Continue reading

Books I’ve read on my year off

Tags

, , ,

It’s coming upon a full year since I took my sabbatical, and I suppose it’s pretty much over now. Aside from giving me time to write, this break also allowed me to do more reading than I normally could in the hurly burly of attending to a full time teaching load.

Here are the books I’ve finished in my year off, and a few words about a few of them (to be added to when I have time). I should say that I’m quite positive about the books on this list, mostly because I’ll never finish a book I don’t like, and I’ve leafed through many books and put them down partway through. Life and sabbatical years are too short to waste on bad reading.

Continue reading

Monsoon season

Tags

, ,

D
ownpours at the start of the rainy season are routine, appearing and departing like the clicks of a clock ticking time. At three, the sky turns moody and darkens. At four, a downpour. By six, all is clear and the diesel thick air gets washed, the clouds hang, dripping pastel prettiness, just in time for visitors to take to sky bars and watch the sun dip into the horizon.

Continue reading

Em Chua 18: Some thoughts on the most successful film in Vietnam

Tags

, , ,

“All Americans are sluts”, said my friend Vu.
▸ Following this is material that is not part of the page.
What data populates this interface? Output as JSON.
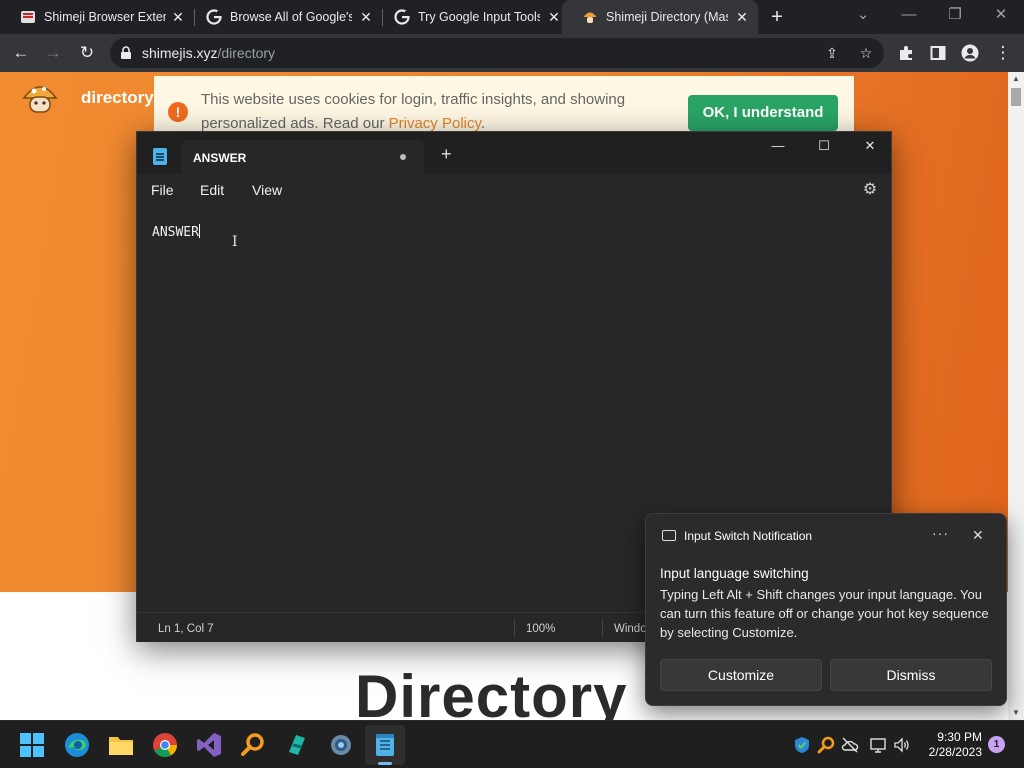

“Wait… What?” I exclaimed, assuming this was just misspoken English on Vu’s part, though he is fluent in the language.

“Yeah, Americans are all sluts, man. That’s what most Vietnamese locals think just from watching Hollywood films and shows.”
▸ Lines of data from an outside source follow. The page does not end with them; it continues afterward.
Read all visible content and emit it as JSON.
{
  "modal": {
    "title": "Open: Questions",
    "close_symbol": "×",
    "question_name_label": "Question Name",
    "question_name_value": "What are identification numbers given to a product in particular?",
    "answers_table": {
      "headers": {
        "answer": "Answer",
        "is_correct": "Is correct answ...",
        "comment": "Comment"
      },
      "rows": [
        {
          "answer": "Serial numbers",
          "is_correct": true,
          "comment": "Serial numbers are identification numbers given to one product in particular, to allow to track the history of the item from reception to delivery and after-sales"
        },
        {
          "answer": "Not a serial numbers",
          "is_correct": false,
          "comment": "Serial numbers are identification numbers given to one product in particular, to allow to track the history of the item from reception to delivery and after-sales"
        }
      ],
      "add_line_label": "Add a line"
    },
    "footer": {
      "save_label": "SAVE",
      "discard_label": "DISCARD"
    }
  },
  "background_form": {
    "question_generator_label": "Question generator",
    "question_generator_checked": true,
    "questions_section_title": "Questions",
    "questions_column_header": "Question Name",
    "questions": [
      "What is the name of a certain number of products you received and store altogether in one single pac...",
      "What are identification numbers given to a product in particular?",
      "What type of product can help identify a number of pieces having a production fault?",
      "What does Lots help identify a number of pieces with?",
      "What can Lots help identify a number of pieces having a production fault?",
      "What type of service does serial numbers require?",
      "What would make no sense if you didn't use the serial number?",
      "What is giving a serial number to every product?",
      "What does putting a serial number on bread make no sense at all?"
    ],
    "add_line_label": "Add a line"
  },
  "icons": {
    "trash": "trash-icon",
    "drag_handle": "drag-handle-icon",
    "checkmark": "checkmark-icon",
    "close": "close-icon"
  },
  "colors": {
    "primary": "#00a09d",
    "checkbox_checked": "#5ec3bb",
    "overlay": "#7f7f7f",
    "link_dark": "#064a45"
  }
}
The group of male friends, all Viet Kieus and Americans, nodded their agreement. Vu was the only local in the group, and he had our attention:

“Everyone is sleeping with everyone else. Different kinds of people all sleeping with each other in different ways. We think Americans are all slutty.”

Continue reading

The Short Happy Lives of Saigon’s Creative Spaces

Tags

, , ,

I

like to visit 3A Station in the late afternoons, when visitors come to browse its galleries and shops, or take photos next to its graffiti covered walls. The exteriors of old colonial warehouses that used to be here are kept intact, extending to form colourful alleyways.  Small trees, industrial art, and painted walls refract the late afternoon light; on most afternoons, a breeze blows directly from the river and cools the alleyway. A bar at the alley’s end, The Great Hornbill, plays soft dixieland jazz or classic 80s tunes from a lone speaker running into the centre of the makeshift square. A gentle, affecting pace contrast the alleyway with the din of Nguyen Van Cu, the busy avenue that leads into it, offering respite from the ubiquitous construction noise that typify the new Saigon.

Continue reading